It’s finally November, and we all know what that means. For fellow members of the deer-hunting community, the past nine months have been slowly and steadily building toward November.
Untold amounts of toil, sweat and treasure have been expended to get us where we are right now. It is a dizzying realization when you think about how many tractors, ATVs, pickups, trailers, farm implements, pounds of food-plot seed and fertilizer, sacks of supplemental feed, sticks of treated lumber, sheets of decking and plywood, gallons of diesel and gasoline, man-hours of labor, and on and on, until I run out of room to write. As we all know, deer season is a really big deal.
To kick things off, let’s first go over some important proposed changes that the MDWFP announced in late September to deer-hunting rules and regulations. The proposed changes should be enacted and become official by November, but do not assume anything. To be absolutely certain, be sure to check the final regulations before you head to the woods.
Regarding deer season:
Importation of cervid carcasses from ANY state, regardless of CWD status, is now prohibited.
It is lawful to hunt less than 100 yards from feed or a feeder.
Beginning, July 1, 2019, it is unlawful to use natural scents or lures that contain natural, cervid biofluids, or other biological material.
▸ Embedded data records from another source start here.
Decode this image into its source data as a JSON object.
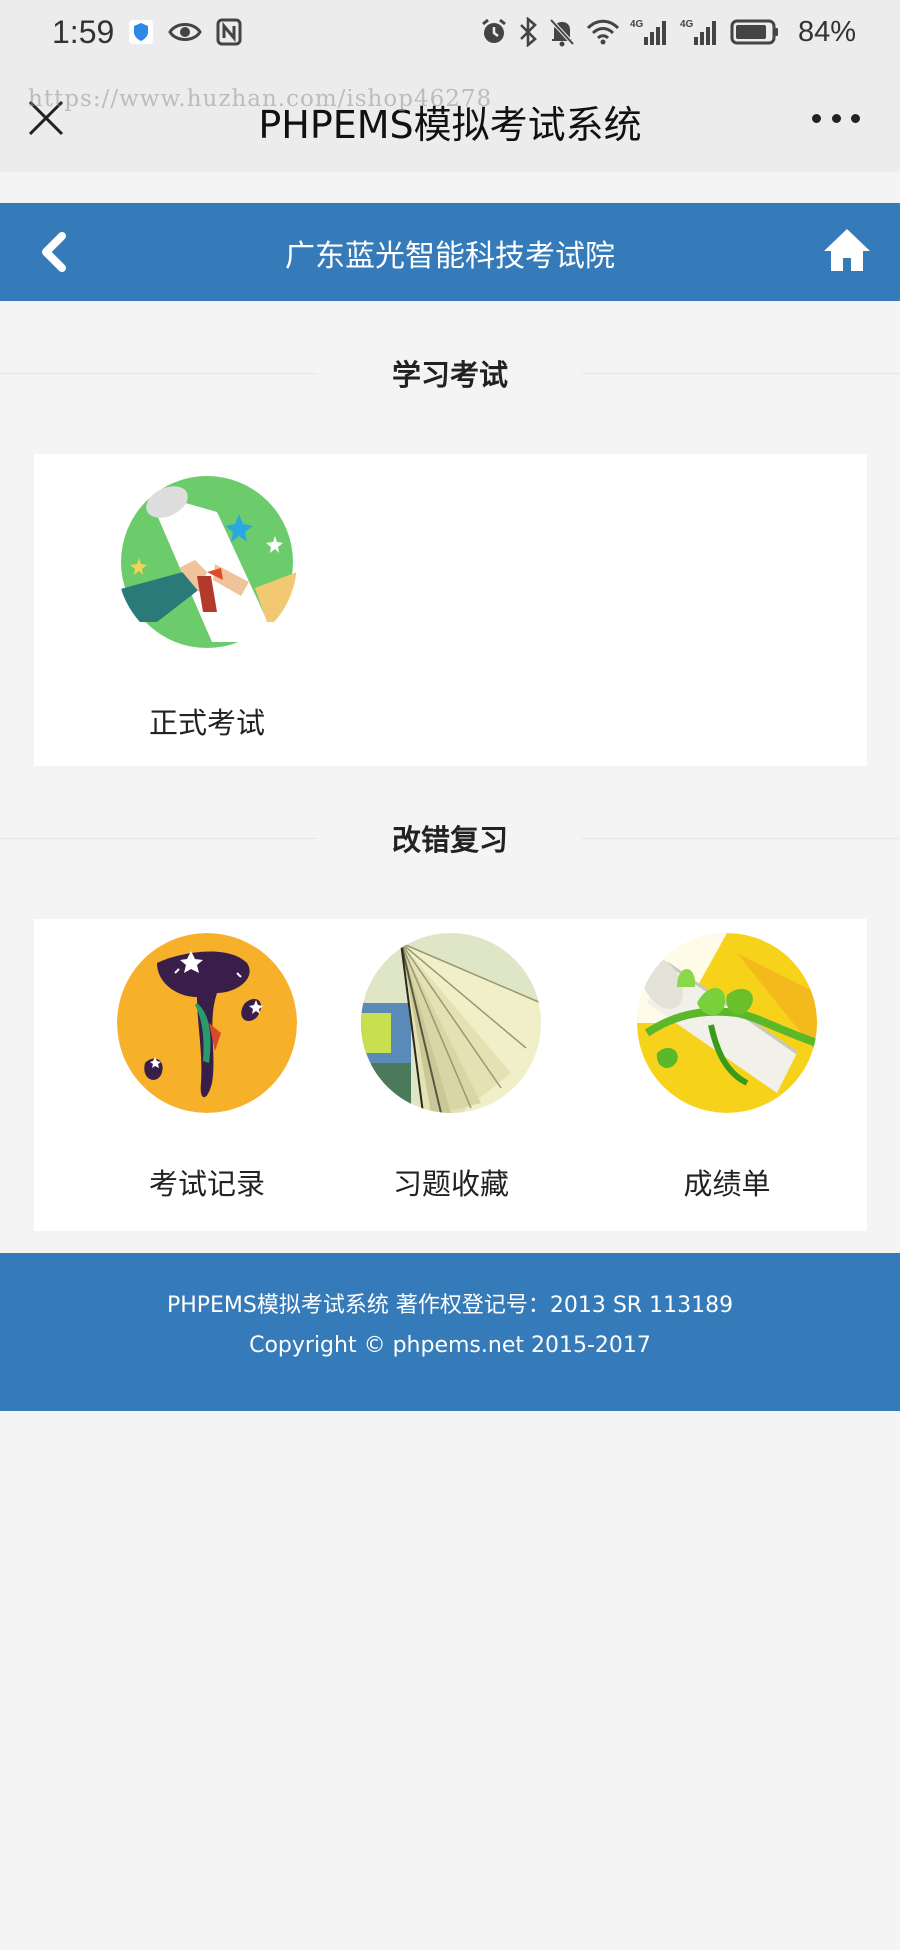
{
  "status_bar": {
    "time": "1:59",
    "battery": "84%",
    "icons": [
      "shield-icon",
      "eye-icon",
      "nfc-icon",
      "alarm-icon",
      "bluetooth-icon",
      "bell-off-icon",
      "wifi-icon",
      "signal-4g-icon",
      "signal-4g-icon",
      "battery-icon"
    ]
  },
  "browser": {
    "title": "PHPEMS模拟考试系统",
    "watermark": "https://www.huzhan.com/ishop46278"
  },
  "app_header": {
    "title": "广东蓝光智能科技考试院",
    "color": "#367bb9"
  },
  "sections": [
    {
      "title": "学习考试",
      "tiles": [
        {
          "label": "正式考试",
          "icon": "diploma-handshake-icon"
        }
      ]
    },
    {
      "title": "改错复习",
      "tiles": [
        {
          "label": "考试记录",
          "icon": "exam-record-icon"
        },
        {
          "label": "习题收藏",
          "icon": "book-pages-icon"
        },
        {
          "label": "成绩单",
          "icon": "diploma-ribbon-icon"
        }
      ]
    }
  ],
  "footer": {
    "line1": "PHPEMS模拟考试系统 著作权登记号：2013 SR 113189",
    "line2": "Copyright © phpems.net 2015-2017"
  }
}
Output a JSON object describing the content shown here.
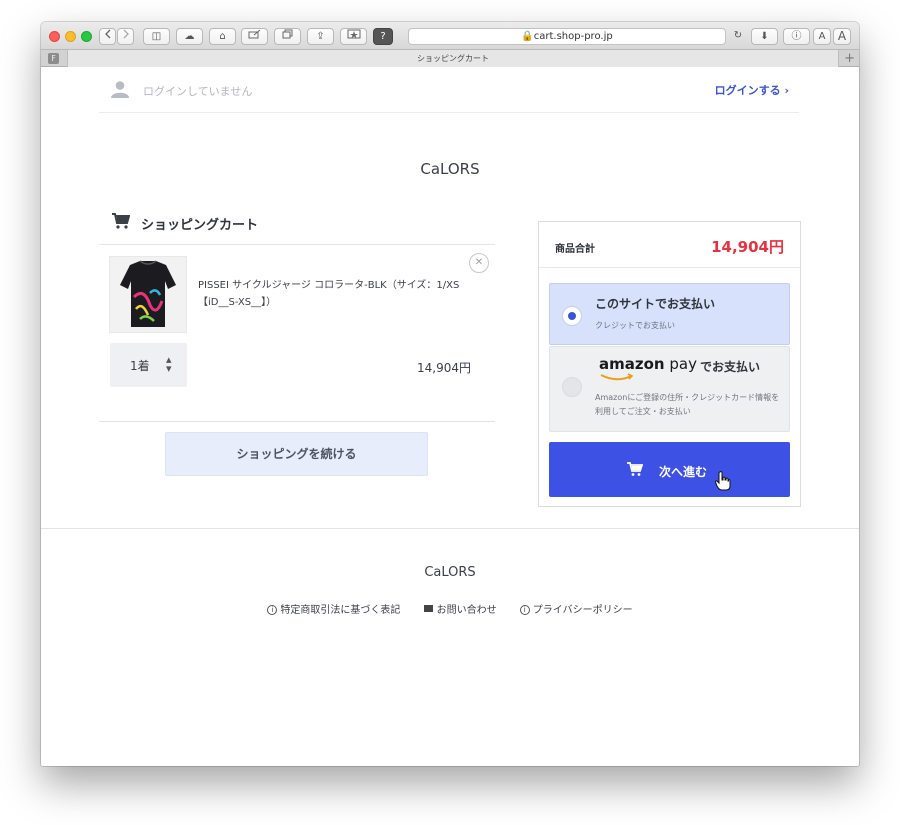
{
  "browser": {
    "address": "cart.shop-pro.jp",
    "tab_title": "ショッピングカート",
    "sidebar_btn": "◫",
    "cloud_btn": "☁",
    "home_btn": "⌂",
    "share_btn": "⇪",
    "help_btn": "?",
    "reload_btn": "↻",
    "download_btn": "⬇",
    "info_btn": "ⓘ",
    "text_small": "A",
    "text_large": "A",
    "new_tab": "+",
    "favicon": "F"
  },
  "header": {
    "login_status": "ログインしていません",
    "login_link": "ログインする ›"
  },
  "store": {
    "title": "CaLORS"
  },
  "cart": {
    "heading": "ショッピングカート",
    "items": [
      {
        "name": "PISSEI サイクルジャージ コロラータ-BLK（サイズ：1/XS【iD__S-XS__】）",
        "quantity": "1着",
        "price": "14,904円"
      }
    ],
    "continue_label": "ショッピングを続ける"
  },
  "summary": {
    "total_label": "商品合計",
    "total_value": "14,904円",
    "payment_options": [
      {
        "title": "このサイトでお支払い",
        "subtitle": "クレジットでお支払い",
        "selected": true
      },
      {
        "logo_bold": "amazon",
        "logo_light": " pay",
        "title": "でお支払い",
        "subtitle": "Amazonにご登録の住所・クレジットカード情報を利用してご注文・お支払い",
        "selected": false
      }
    ],
    "next_label": "次へ進む"
  },
  "footer": {
    "brand": "CaLORS",
    "links": [
      "特定商取引法に基づく表記",
      "お問い合わせ",
      "プライバシーポリシー"
    ]
  },
  "colors": {
    "accent": "#3d52e5",
    "price_red": "#e8323f",
    "selected_option": "#d7e1fb"
  }
}
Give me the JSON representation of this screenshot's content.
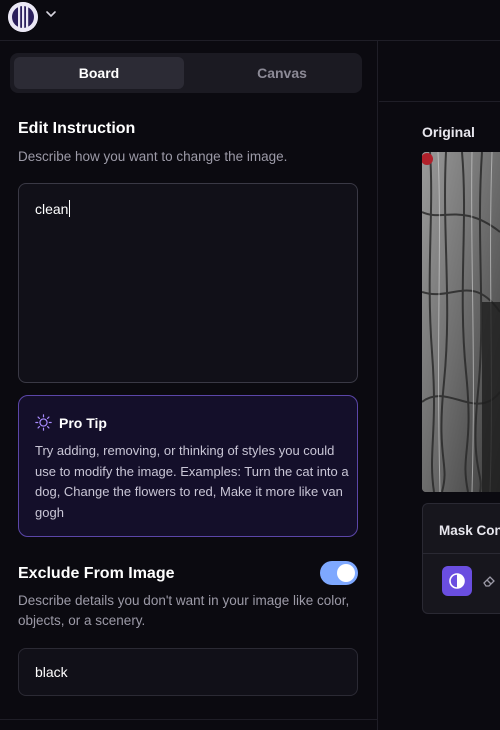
{
  "tabs": [
    {
      "label": "Board",
      "active": true
    },
    {
      "label": "Canvas",
      "active": false
    }
  ],
  "edit": {
    "title": "Edit Instruction",
    "description": "Describe how you want to change the image.",
    "value": "clean"
  },
  "tip": {
    "title": "Pro Tip",
    "body": "Try adding, removing, or thinking of styles you could use to modify the image. Examples: Turn the cat into a dog, Change the flowers to red, Make it more like van gogh",
    "icon": "lightbulb-icon"
  },
  "exclude": {
    "title": "Exclude From Image",
    "description": "Describe details you don't want in your image like color, objects, or a scenery.",
    "value": "black",
    "toggle_on": true
  },
  "preview": {
    "original_label": "Original",
    "mask_title": "Mask Con"
  },
  "colors": {
    "accent": "#6a4ee0",
    "toggle": "#7ea8ff",
    "tip_border": "#5b46a8"
  }
}
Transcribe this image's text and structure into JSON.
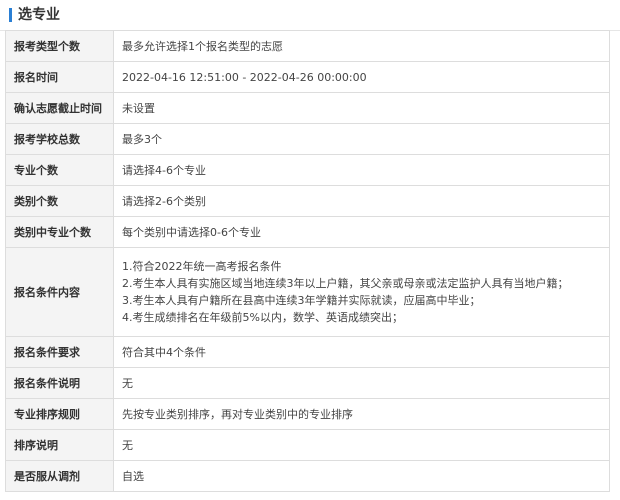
{
  "section_title": "选专业",
  "rows": [
    {
      "label": "报考类型个数",
      "value": "最多允许选择1个报名类型的志愿"
    },
    {
      "label": "报名时间",
      "value": "2022-04-16 12:51:00 - 2022-04-26 00:00:00"
    },
    {
      "label": "确认志愿截止时间",
      "value": "未设置"
    },
    {
      "label": "报考学校总数",
      "value": "最多3个"
    },
    {
      "label": "专业个数",
      "value": "请选择4-6个专业"
    },
    {
      "label": "类别个数",
      "value": "请选择2-6个类别"
    },
    {
      "label": "类别中专业个数",
      "value": "每个类别中请选择0-6个专业"
    },
    {
      "label": "报名条件内容",
      "lines": [
        "1.符合2022年统一高考报名条件",
        "2.考生本人具有实施区域当地连续3年以上户籍，其父亲或母亲或法定监护人具有当地户籍；",
        "3.考生本人具有户籍所在县高中连续3年学籍并实际就读，应届高中毕业；",
        "4.考生成绩排名在年级前5%以内，数学、英语成绩突出；"
      ]
    },
    {
      "label": "报名条件要求",
      "value": "符合其中4个条件"
    },
    {
      "label": "报名条件说明",
      "value": "无"
    },
    {
      "label": "专业排序规则",
      "value": "先按专业类别排序，再对专业类别中的专业排序"
    },
    {
      "label": "排序说明",
      "value": "无"
    },
    {
      "label": "是否服从调剂",
      "value": "自选"
    }
  ],
  "colors": {
    "accent": "#2a7fd4",
    "label_bg": "#f4f4f4",
    "border": "#dddddd"
  }
}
The first bullet point, of course, is relevant to any hunter who hunts outside of Mississippi, is successful and wants to bring meat, antlers, cape, etc., back to Mississippi. A cervid is a hoofed mammal of the “deer family” Cervidae, which includes whitetail deer, mule deer, elk, moose, caribou, axis and sitka, among others. Check the regulations closely, as the new requirements are very stringent.
The second bullet point means that it will now be lawful, starting with the 2018-19 season, to hunt deer less than 100 yards from and within sight of, feed or a feeder. I was never really a fan of feeders and feed, but years ago, when it became lawful to feed under strict guidelines, I jumped on the bandwagon and employed them mainly during deer season for use with game cameras.
Even though regulations required that a feeder had to be at least 100 yards away from a hunter, and screened from view, a lot of hunters did abide by this regulation, but I always felt that many hunters hunted within sight of their feeders and used them as bait in spite of the regulations. So the regulations might as well catch up with reality.
The third bullet point is quite interesting since it outlaws the use of cover scents, scent bombs and lures that contain natural cervid fluids. But the good thing is, this new regulation will not go into effect until after July 1, 2019. This will give all of us time to go through our hunting closets and locate anything that will be unlawful after that date, and to use it all up this current season, which I plan to do. The key phrase is “natural cervid fluids,” so I will have to look closely at my stock of “doe-in-heat scent,” rutting buck urine, deer scent gel, aerosol estrus doe scent bomb and anything else similar that I might have on hand.
As we transition into the pre-rut period this month, if they are not already in place, get your trail cameras out. If you have at least a few years under your belt in the whitetail woods, you have probably noticed that across the breadth of a deer season you will see homebody bucks that pretty much live on your property all year, bucks that suddenly appear and stay through the rut, bucks that you have been watching that suddenly disappear, and last, bucks that appear maybe just once and maybe stay for a day or two and then vanish. Help in understanding this phenomenon is on the way.
The Mississippi State University Deer Lab is two years into a three-year study of year-round, buck-movement patterns. When finished, it should provide great insight into just what is going on. According to professor Steve Demarais, early returns are pointing toward the fact that 60 percent of bucks tend to have a sedentary personality, with the remaining 40 percent being more mobile and ranging around more.
The Big Black corridor in Madison and Yazoo counties is the setting for the study, which began in 2016 with the capture of 55 mature bucks that were fitted with GPS tracking collars and ear tags and released. To enhance the result, a number of hunting clubs and landowners in and adjacent to the collared-buck release area have agreed to collect detailed information about when and where they hunt throughout each hunting season of the study period, so that the effect of hunter pressure can be also analyzed. I absolutely cannot wait to see the results.
Regarding the pre-rut, rut, and post-rut time frames, my personal experience has documented four broad categories of bucks:
• Resident bucks
• Range shifter bucks
• Range expander bucks
• Occasional traveler bucks